What will 2012 have in store for our politicians?
The start of a new year should promise a fresh and promising beginning. But 2012 may suffer from a longer than expected hangover from the old year.
Ask why, and that tired old Clinton White House expression springs to mind: "It's the economy, stupid."
I've struggled to find many politicians with an upbeat optimism about 2012.
Sure, they're looking forward to the London Olympics and the Queen's Diamond Jubilee. Some are even talking up the chances of England's footballers in the European Nations Cup in June.
But all the politics comes back to the state of the economy at home and abroad.
Going for growth
"We've got to see growth back in the economy," said Labour's Jon Ashworth, elected as Leicester South's new MP last May.
"The economy's been flat-lining for the last 12 months.
"In the next year, David Cameron has desperately got to get growth in the economy and I don't think he will."
Speculation will continue into 2012 over the durability of the Conservative-Liberal Democrat coalition.
Another MP, new to this parliament, has no doubt the Cameron-Clegg partnership is secure.
"And I'll tell you why," Anna Soubry, Broxtowe's Tory MP, told me.
"We've come together because our prime object is to sort out the economy. On that both the Tories and the Lib Dems are utterly united."
And with a cheeky dig at her coalition partners, she added: "When you look at their poll ratings, I don't think Liberal Democrats will want to leap into a general election all that soon."
In 2012, the financial squeeze will tighten on our local councils. Labour-run Nottingham and Leicester City are hinting at increasing council tax next May.
That's despite the government offering a cash deal to help town halls freeze increases for another year.
But Labour leaders of our larger urban and city councils in the East Midlands fear a political trap... a jar of Eric Pickles jam this year but a further round of tough spending cuts in 2013.

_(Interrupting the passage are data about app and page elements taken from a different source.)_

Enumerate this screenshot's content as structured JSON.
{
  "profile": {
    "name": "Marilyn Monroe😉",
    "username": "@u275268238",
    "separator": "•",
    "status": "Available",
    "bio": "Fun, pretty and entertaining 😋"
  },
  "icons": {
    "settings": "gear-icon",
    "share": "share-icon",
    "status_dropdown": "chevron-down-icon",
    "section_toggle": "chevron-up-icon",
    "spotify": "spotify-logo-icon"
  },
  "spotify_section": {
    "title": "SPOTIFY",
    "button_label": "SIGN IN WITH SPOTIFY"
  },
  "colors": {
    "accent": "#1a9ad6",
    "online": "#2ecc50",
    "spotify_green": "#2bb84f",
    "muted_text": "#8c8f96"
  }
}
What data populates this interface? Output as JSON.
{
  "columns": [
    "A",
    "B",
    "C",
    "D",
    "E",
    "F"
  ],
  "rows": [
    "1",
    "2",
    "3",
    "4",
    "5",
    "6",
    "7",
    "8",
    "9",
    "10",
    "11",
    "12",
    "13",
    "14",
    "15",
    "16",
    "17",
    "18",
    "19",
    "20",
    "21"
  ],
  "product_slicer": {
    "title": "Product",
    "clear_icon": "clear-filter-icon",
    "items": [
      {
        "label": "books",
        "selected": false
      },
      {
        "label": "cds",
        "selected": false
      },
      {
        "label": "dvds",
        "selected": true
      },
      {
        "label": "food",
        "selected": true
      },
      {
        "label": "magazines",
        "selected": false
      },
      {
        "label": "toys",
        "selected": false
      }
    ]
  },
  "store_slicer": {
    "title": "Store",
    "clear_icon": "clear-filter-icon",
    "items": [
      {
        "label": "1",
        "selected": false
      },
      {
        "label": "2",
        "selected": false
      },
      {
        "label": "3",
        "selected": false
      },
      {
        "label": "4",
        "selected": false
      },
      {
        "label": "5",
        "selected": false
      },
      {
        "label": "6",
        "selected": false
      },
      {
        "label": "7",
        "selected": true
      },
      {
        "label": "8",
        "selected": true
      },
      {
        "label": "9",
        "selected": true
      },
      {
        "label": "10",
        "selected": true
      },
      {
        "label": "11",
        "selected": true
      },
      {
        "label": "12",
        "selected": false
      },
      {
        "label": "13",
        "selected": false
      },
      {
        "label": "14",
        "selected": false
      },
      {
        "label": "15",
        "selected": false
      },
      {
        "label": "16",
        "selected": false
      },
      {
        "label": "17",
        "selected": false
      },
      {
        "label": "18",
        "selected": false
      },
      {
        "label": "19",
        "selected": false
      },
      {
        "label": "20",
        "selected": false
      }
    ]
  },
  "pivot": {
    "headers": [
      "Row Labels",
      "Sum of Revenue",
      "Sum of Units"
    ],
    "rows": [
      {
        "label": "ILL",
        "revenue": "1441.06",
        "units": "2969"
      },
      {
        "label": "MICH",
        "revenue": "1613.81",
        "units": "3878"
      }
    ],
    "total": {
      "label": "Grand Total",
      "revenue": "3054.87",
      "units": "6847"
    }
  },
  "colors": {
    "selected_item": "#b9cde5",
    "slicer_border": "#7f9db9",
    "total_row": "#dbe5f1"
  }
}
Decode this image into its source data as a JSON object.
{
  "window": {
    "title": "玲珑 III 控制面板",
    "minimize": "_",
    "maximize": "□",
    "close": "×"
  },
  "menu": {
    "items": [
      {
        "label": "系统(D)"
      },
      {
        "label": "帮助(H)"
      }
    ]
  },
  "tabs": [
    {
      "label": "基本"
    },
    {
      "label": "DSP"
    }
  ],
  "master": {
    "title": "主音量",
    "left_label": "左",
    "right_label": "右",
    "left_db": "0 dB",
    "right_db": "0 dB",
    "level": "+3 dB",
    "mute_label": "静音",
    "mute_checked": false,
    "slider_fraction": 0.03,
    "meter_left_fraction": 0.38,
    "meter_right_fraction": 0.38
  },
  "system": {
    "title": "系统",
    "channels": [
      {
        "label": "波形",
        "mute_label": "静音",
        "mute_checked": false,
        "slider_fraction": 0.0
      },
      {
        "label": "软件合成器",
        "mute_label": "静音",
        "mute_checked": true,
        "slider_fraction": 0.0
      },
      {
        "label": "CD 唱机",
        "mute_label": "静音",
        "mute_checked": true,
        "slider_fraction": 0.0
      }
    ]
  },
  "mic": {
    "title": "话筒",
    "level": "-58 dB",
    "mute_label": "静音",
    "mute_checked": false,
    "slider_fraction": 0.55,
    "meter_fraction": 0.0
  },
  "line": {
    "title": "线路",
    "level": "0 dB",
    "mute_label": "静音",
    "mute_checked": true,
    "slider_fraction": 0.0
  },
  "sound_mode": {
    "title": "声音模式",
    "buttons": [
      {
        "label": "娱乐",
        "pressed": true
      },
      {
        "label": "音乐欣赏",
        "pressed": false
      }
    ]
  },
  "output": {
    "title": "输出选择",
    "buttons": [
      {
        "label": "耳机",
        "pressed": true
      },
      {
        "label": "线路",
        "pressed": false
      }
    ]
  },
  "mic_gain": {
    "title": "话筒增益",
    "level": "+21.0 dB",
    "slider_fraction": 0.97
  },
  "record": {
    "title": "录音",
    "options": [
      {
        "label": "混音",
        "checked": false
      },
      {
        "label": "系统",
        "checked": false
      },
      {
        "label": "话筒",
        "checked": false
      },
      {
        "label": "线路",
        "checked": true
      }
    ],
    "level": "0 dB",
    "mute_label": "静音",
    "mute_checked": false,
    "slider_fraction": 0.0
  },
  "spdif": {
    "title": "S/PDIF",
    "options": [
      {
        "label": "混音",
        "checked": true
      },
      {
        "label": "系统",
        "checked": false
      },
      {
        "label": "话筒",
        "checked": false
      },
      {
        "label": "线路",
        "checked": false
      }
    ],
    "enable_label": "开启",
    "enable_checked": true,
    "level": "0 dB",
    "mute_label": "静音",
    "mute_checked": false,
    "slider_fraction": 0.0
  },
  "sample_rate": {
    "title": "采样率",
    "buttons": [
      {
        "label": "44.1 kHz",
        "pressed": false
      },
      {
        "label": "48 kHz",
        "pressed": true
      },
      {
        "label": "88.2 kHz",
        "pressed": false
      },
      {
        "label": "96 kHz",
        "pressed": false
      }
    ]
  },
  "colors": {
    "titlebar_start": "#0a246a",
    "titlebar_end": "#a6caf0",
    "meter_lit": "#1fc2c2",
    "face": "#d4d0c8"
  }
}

Another significant change for our councils will be the impact of the new Localism Act, especially on housing and planning.
"It's both a liberation and a risk," the Tory leader of Derby City Council, Councillor Philip Hickson told me.
"Clearly, we want to be able to make more decisions locally. That's a really good thing.
"But there is concern about alterations to the planning rules, which some see as a danger to the green belt and giving 'carte blanche' to developers."
The new year also kick starts the movie awards season.
Meryl Streep's portrayal of Margaret Thatcher in The Iron Lady has already been highly praised.
The movie hits the cinema screens this January. As I've blogged before, the 'Beast of Bolsover' himself gets a small part.
Bolsover's Dennis Skinner was an extra in scenes set in the House of Commons.
"The most interesting thing about the extras was that there were half a dozen Tory whips," said the veteran Labour MP.
"But they had to sit on the same side as me shouting at Thatcher. Imagine that -Tory whips shouting at Thatcher, who would believe it?" he added.
Cinema has a way of weaving some magic.
Our politicians may need some magic dust in 2012.